A backwards step for diversity at Sibos?
Of the securities services panels I attended I was surprised to see such a lack of diversity with regards to speakers, at a conference which in previous years has had such a focus on the topic. I have previously applauded SWIFT for being forward-thinking, and including discussions around diversity but there has to be more of an effort when it comes to panel discussions. There was often one woman within a session, but never did I see even a 50/50 split. In fact, the only all-female line-up was in the sole diversity discussion. That’s not the only issue these professionals are able to discuss. There was a lack of different ethnic backgrounds in these discussions, which did not seem representative of the attendees of the event. Why is it that people of an Asian background only seem to be invited to discuss Asian issues such as India and China, and not wider industry matters? Data, crypto, FinTech, collateral and all the other major securities services talking points are not restricted to Europe. This was my takeaway, with no agenda of targeting the conference or organisers and I can’t speak for other streams such as payments or Innotribe, but it just seems more of a shift towards an equal gender split should not be difficult considering the growing number of women in senior securities services roles across the industry.
Data challenges for post-trade providers and their clients

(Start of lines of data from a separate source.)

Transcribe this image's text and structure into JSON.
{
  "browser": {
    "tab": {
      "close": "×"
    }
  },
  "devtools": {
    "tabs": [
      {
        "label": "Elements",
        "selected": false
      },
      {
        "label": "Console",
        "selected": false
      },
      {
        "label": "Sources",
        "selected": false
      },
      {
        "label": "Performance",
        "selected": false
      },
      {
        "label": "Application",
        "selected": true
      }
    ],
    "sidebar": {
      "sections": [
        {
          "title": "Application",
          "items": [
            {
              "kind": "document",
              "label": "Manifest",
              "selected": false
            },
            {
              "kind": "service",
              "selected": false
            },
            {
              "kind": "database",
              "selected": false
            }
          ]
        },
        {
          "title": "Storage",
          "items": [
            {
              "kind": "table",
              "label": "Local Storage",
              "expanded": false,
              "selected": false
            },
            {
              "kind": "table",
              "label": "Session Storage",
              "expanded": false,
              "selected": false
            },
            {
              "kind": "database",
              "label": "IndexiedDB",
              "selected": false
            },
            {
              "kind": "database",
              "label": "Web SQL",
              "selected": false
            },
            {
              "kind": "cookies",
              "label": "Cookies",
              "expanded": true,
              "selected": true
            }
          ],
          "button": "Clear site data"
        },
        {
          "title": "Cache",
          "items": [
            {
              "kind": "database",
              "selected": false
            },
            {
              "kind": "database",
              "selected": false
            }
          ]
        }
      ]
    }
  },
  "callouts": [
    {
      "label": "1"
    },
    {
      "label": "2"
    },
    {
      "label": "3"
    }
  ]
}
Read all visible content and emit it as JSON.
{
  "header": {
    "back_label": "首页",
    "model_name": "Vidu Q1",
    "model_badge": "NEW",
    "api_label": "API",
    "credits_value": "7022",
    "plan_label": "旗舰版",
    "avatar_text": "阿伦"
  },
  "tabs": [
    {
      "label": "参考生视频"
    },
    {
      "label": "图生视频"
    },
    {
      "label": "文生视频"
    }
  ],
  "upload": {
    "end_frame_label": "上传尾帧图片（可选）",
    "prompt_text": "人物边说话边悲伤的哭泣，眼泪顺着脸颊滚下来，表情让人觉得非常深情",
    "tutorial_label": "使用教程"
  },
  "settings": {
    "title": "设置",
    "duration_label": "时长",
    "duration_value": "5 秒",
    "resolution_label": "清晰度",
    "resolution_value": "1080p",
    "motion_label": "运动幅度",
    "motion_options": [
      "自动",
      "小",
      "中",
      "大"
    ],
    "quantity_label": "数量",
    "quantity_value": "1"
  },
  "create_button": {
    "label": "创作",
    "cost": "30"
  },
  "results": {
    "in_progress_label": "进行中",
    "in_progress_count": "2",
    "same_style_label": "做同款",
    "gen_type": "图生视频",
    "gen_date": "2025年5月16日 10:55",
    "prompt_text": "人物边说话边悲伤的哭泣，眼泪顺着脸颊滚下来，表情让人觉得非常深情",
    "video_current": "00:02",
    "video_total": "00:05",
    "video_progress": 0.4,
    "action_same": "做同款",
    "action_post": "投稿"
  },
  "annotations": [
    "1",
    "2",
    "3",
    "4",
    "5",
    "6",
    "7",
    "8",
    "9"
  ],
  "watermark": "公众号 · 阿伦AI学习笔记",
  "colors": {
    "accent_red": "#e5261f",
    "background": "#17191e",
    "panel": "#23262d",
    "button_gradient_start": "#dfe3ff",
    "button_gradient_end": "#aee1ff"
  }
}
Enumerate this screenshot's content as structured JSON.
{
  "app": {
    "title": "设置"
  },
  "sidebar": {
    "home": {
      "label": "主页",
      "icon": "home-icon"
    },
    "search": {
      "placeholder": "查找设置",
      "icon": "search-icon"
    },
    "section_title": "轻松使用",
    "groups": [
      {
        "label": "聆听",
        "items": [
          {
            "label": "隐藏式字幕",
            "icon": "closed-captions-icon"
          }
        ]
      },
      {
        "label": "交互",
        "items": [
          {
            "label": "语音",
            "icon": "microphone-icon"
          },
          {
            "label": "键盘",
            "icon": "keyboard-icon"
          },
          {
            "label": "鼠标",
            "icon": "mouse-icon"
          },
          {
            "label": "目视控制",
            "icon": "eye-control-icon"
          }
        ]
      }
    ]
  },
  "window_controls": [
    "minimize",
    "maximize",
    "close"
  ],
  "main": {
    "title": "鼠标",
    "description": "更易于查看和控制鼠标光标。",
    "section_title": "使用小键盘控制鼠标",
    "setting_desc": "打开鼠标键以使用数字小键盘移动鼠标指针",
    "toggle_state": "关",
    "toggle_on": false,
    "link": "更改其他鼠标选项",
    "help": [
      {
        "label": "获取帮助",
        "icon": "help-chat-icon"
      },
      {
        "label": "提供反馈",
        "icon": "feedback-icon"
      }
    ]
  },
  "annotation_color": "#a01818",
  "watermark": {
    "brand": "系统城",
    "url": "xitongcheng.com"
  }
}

As you would expect, data came up on almost every panel, all with undertones of the challenges both the buy- and sell-side are facing. For custodians, they are sitting on mountains of potentially valuable data, but rules and restrictions mean they are having to be careful in how they package it up and provide it to clients. Meanwhile, asset managers have been slow to incorporate big data into their day-to-day operations, despite the cutting-edge tools on offer to deliver. Essentially the data is out there and panellists agreed it could help steady the shift towards passive strategies, but delivering it and monetising it is a challenge for post-trade providers.
Did securities get the cold shoulder?
SWIFT may disagree, but in my opinion, the Sibos securities stream over the four days was stripped back a bit this year in terms of presence on the agenda, with broader financial technology and data discussions seemingly taking over some of its slots. Perhaps that’s a sign of the importance of technology discussions at present and the declining prominence of regulations and a waning interest in collaboration and business model discussions.
ISSA timed its reports to perfection
Whoever is in charge of PR for the International Securities Services Association (ISSA), give yourself a pat on the back. ISSA reports were referenced throughout the conference, primarily the takeaways from the crypto assets report and its recommendations for cyber security risk management in securities services. I can’t say I’ve read them cover-to-cover but it’s good to see an association exploring the most current and relevant topics.
There were some great speakers during the four days, but some really stood out from the crowd, namely Joseph Lubin, CEO of Consensys, Blythe Masters, CEO of Digital Asset, Justin Chapman, global head of market advocacy & innovation research at Northern Trust, Fiona Gallagher, head of securities services at Deutsche Bank, and Tim Lind, managing director, DTCC Data Services. For me, they were the pick of the bunch.
Sydney is a long, long trip.
Tiredness really kicked in after that last point. Thanks for reading.